Rousseau excerpts


Rousseau, The Social Contract (1763) (excerpt);  from  Second Discourse (On Inequality) (1755) (full text); "On Childhood" from Emile (1762),  (Hanover) Forced to Be Free! and Rousseau's Ideal Form of Government; Rousseau on The Lisbon Earthquake; Perry Excerpt: Enlightenment Political Thought


On Good and Evil:


I do not see how one can search for the source of moral evil anywhere but in man.... Moreover ... the majority of our physical misfortunes are also our work….

[T]he misfortunes nature imposes upon us are less cruel than those which we add to them....   (Rousseau's "Letter to Voltaire Regarding the Poem on the Lisbon Earthquake", August 18, 1756)


Man in the State of Nature: ‘the first promptings of humanity’


The family then may be called the first model of political societies: the ruler corresponds to the father, and the people to the children; and all, being born free and equal, alienate their liberty [ie accept restrictions] only for their own advantage. The whole difference is that, in the family, the love of the father for his children repays him for the care he takes of them, while, in the State, the pleasure of commanding takes the place of the love which the chief cannot have for the peoples under him. (The Social Contract)


Men, from the mere fact that, while they are living in their primitive independence, they have no mutual relations stable enough to constitute either the state of peace or the state of war, cannot be naturally enemies. (The Social Contract)


The Origin of Evil: the Right to Property:


In the original state of nature there was little difference between individuals, but this natural equality ended when private property emerged, with disastrous results: insatiable ambition, jealousy, rivalry. Force and guile swept away the natural man’s goodness and pity. Rousseau believed that civil society had been invented to protect property. (Perry)


Natural, instinctive, feeling man was morally superior to thinking man of modern society. Because of his recognition and glorification of emotion’s primitive power, (Perry)


On Human Responsibility


Force is a physical power, and I fail to see what moral effect it can have. To yield to force is an act of necessity, not of will. . . . [Force] does not create right, and we are obliged to obey only legitimate powers. . . it is an empty and contradictory convention that sets up, on the one side, absolute authority, and, on the other, unlimited obedience. (Rousseau, The Social Contract (1762))


The Social Contract:

To find a form of association which would defend and protect with the whole common force the person and goods of each associate, and in which each, while uniting himself with all, may still obey himself alone and remain as free as before. (The Social Contract

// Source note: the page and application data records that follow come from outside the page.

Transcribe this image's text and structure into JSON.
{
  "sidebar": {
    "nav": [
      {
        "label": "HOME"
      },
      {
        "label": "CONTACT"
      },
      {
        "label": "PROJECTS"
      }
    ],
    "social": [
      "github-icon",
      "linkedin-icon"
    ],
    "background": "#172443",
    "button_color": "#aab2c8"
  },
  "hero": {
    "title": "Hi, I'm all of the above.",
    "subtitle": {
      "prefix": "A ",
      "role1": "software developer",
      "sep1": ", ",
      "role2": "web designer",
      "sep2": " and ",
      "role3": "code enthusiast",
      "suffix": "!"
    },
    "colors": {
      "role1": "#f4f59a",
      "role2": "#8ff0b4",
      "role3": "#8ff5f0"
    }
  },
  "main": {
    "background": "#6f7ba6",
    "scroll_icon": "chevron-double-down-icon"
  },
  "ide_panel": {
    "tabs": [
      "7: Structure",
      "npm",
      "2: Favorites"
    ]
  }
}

The General Will


The clauses of the contract . . . may be reduced to one--the total alienation of each associate, together with all his rights, to the whole community; for, in the first place, as each gives himself absolutely, the conditions are the same for all; and, this being so, no one has any interest in making them burdensome to others. . . (The Social Contract

Each of us puts his person and all his power in common under the supreme direction of the general will, and, in our corporate capacity, we receive each member as an indivisible part of the whole. (The Social Contract

The General Will resembles the Stoic conception of ‘right reason’, of thinking purged of self-interest and unworthy motives so that it accords with the natural law underlying the universe. For Rousseau, true freedom consists of obedience to laws that coincide with the general will, that serve the community’s common interests. (Perry)

At once, in place of the individual personality of each contracting party, this act of association creates a corporate and collective body, composed of as many members as the assembly contains voters, and receiving from this act its unity, its common identity, its life, and its will…. Those who are associated in it take collectively the name of people, and severally are called citizens, as sharing in the sovereign authority, and subjects, as being under the laws of the State. . . . (The Social Contract

By entering into the social compact, man gives up his natural liberty or unlimited right to everything which he is desirous of and can attain. In return for this, he gains social liberty, and an exclusive property in all those things of which he is possessed. (The Social Contract

To the end, therefore, that the social compact should not prove an empty form, it tacitly includes this engagement, which only can enforce the rest, viz. that whosoever refuses to pay obedience to the general will, shall be liable to be compelled to it by the force of the whole body. And this is in effect nothing more than that they may be compelled to be free... (The Social Contract

Man is born free; and everywhere he is in chains. (The Social Contract